Dogs do not understand our languages, but they are masters at reading body language and tone of voice. Use this to your advantage. During training sessions, maintain a calm, assertive posture and tone. Your small dog will perceive this as a leadership signal and respond accordingly. For instance, when instructing your dog to 'stay,' use a firm voice coupled with a hand signal.
Step 3: Positive Reinforcement
Leverage the power of positive reinforcement in dog psychology. Dogs, small or big, are motivated by rewards - treats, praise, petting, or toys. When your small dog follows a command correctly, reward them immediately. This will encourage them to repeat the behavior. Remember, timing is everything. If you're teaching your dog to sit, the treat or praise must come the moment their bottom hits the floor.
Step 4: Use a Training Collar
Training collars, also known as e-collars or shock collars, can be used when other training methods prove less effective. However, it's essential to understand that these tools should be used responsibly and sparingly to avoid causing fear or pain to your dog.
A training collar can deliver a slight shock, vibration, or sound to get your dog's attention and correct unwanted behavior, like excessive barking or leaving a designated boundary. This kind of training is often referred to as aversive training. Remember, the goal is to distract, not to hurt.
When using a training collar, always start with the lowest possible setting and only increase it if necessary. The collar should serve to get your dog's attention, not cause them discomfort.
For instance, if your small dog has a persistent barking issue, you might consider using a sound-emitting training collar. When your dog starts barking excessively, the collar will emit a sound. The unexpected noise will distract your dog, stopping the barking.
Always pair the use of a training collar with positive reinforcement. When your dog responds correctly to the collar (like stopping their barking when the sound emits), immediately praise them or give them a treat. This way, your dog learns that good things happen when they choose the correct behavior.
However, not all training collars are created equal. It's important to get the best shock collar for small dogs.
Step 5: Consistency is Key
Consistency forms the foundation of effective dog training. Keep the training commands, signals, and rules consistent. If ‘down’ means ‘lie down’ one day and ‘stop jumping’ the next, it'll confuse your dog. Let's say you've chosen 'off' as the command to stop jumping on the furniture. Everyone in the household should use 'off' for this specific behavior to avoid confusion.
Step 6: Socialization
Expose your small dog to a variety of environments, people, and other animals. This helps them to develop a balanced personality and reduces fear and aggression. Starting at a young age is best, but it’s never too late. Consider dog parks, pet-friendly shops, or playdates with friends' dogs as great socializing opportunities.
Step 7: Patience and Love
Training is a process, and it takes time. Small dogs are often more energetic and may require extra patience during training sessions. Remember to keep the sessions short, fun, and filled with love. Celebrate the small victories and don't get disheartened by the hiccups.

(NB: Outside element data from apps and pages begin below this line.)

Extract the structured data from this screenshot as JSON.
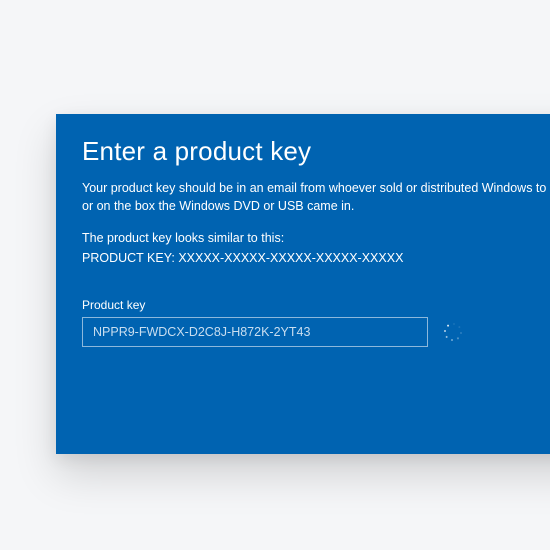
{
  "dialog": {
    "title": "Enter a product key",
    "description": "Your product key should be in an email from whoever sold or distributed Windows to you, or on the box the Windows DVD or USB came in.",
    "similar_label": "The product key looks similar to this:",
    "similar_example": "PRODUCT KEY: XXXXX-XXXXX-XXXXX-XXXXX-XXXXX",
    "field_label": "Product key",
    "input_value": "NPPR9-FWDCX-D2C8J-H872K-2YT43"
  },
  "colors": {
    "background": "#0063b1",
    "text": "#ffffff"
  }
}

Using dog psychology when training a small dog can make the process more effective and enjoyable for both of you. Understanding your dog's instincts and behaviors, showing consistent leadership, employing positive reinforcement, and ensuring socialization will create a well-behaved, happy small dog. The ultimate key is to mix patience with consistency, and plenty of love. Happy training!
Dog psychology provides an effective way to train your dog without having to hire expensive animal behaviorists.

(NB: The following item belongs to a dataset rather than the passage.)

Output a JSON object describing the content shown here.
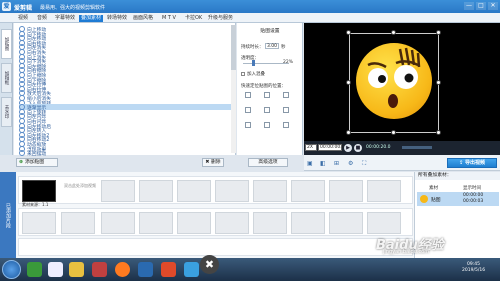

If you are still having trouble with dog behavior and training, it may be because dog instincts are hard to overcome. It doesn't matter how well you understand dog psychology, sometimes you need something more.
At Wiggle Kingdom, our training collar for small dogs can help with dog behavior modification.
If you catch your dog doing something unwanted (such as jumping, barking, or digging through the trash), simply activate the collar to get your dog's attention so you can tell it to stop.
Many people find that an e collar or shock collar are a good option to try before hiring a dog trainer.